Interprofessional Geriatrics Education Program: Train the Trainer Pilot Model
|Balogun SA1*, Fletcher K2 and Bradley EB3|
|1Division of General Medicine, Geriatrics/Palliative Care, University of Virginia Health System, USA|
|2Director Geriatric Nurse Clinical Practice Program Riverside Health System, University of Virginia, USA|
|3University of Virginia School of Medicine, USA|
|Corresponding Author :||Seki AB
Department of Internal Medicine
Division of General Medicine, Geriatrics/Palliative Care
University of Virginia Health System
P.O. Box 800901 Charlottesville, VA, USA
E-mail: [email protected]
|Received April 21, 2014; Accepted June 23, 2014; Published June 25, 2014|
|Citation: Balogun SA, Fletcher K, Bradley EB (2014) Interprofessional Geriatrics Education Program: Train the Trainer Pilot Model. J Gerontol Geriat Res 3:161. doi:10.4172/2167-7182.1000161|
|Copyright: © 2014 Balogun SA, et al. This is an open-access article distributed under the terms of the Creative Commons Attribution License, which permits unrestricted use, distribution, and reproduction in any medium, provided the original author and source are credited.|
Background: With the rapid aging of the U.S. population, the proportion of elderly adults far exceeds the capacity of geriatric trained health professionals for care. As a result of this critical shortage, health professionals without formal training in geriatrics, mostly provide care in the elderly. We developed and implemented an Interprofessional Geriatrics Education (IPGE) pilot program for non-geriatric trained clinical health professionals to foster enhanced knowledge and skills in geriatric care. In addition, we utilized a Train-The-Trainer (TTT) model in which participants will then disseminate these best practice principles to others.
Methods: As an initiative of the Virginia Geriatric Education Center, ten health professionals from four disciplines were enrolled in the 40–hour comprehensive, longitudinal educational program using both on line and in class format, with a focus on falls, geriatric syndromes, and transitions in geriatric care, pharmacotherapy and the development of a dissemination project. Participant feedback was through the online platform and exit interviews.
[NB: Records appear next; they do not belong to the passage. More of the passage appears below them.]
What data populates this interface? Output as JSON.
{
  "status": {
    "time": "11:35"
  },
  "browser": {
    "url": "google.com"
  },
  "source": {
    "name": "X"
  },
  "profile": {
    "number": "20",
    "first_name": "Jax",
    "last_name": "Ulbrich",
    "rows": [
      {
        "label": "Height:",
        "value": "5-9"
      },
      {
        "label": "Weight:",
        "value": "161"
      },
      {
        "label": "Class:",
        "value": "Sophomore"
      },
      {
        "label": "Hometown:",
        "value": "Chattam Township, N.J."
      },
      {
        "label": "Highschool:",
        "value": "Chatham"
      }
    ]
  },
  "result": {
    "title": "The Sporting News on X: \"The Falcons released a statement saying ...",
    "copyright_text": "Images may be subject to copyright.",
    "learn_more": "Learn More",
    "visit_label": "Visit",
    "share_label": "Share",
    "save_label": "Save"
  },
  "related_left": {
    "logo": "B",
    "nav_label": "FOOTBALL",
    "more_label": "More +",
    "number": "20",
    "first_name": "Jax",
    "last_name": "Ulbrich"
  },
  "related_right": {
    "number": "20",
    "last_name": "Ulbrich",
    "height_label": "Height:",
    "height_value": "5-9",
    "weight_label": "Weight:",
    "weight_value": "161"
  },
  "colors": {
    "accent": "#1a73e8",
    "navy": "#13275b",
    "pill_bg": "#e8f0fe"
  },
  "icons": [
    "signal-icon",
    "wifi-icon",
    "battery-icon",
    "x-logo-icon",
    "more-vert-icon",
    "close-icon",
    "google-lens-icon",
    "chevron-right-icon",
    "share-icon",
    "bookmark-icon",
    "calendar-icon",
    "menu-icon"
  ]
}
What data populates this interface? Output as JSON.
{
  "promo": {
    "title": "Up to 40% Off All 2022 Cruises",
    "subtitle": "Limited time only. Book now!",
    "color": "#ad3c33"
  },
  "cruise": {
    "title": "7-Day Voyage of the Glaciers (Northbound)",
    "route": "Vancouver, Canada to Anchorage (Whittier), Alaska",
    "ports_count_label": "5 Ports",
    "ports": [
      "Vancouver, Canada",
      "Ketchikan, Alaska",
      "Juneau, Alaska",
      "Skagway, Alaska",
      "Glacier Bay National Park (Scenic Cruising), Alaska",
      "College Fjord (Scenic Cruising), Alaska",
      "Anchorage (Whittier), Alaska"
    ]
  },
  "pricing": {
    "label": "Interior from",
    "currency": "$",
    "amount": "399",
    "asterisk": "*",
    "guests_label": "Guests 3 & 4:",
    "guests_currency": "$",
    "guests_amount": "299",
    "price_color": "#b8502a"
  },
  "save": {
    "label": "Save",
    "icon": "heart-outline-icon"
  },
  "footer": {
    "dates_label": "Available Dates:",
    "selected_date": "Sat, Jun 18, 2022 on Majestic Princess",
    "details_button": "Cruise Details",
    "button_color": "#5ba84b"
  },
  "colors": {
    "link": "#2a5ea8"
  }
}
Results: One hundred percent of participants stated that the content met their educational needs, and 81% stated that they intend to make a practice change as a result of the program. On a 5-point Likert scale (poor=1, excellent=5), the participants rated the effectiveness of the teaching sessions (average: 4.6/5.0), the faculty (average: 4.7/5.0), the presentations (4.4/5.0), the syllabi (average: 4.4/5.0), and the use of audio-visuals (average: 4.3/5.0). Overall, participants enhanced their knowledge of clinical geriatric care. They also developed proposals of dissemination projects.
Conclusion: IPGE can be a useful tool in improving geriatric care and provides a meaningful way to train practitioners from multiple disciplines at the same time, who then train others, in an effort to address the shortage in geriatric care providers.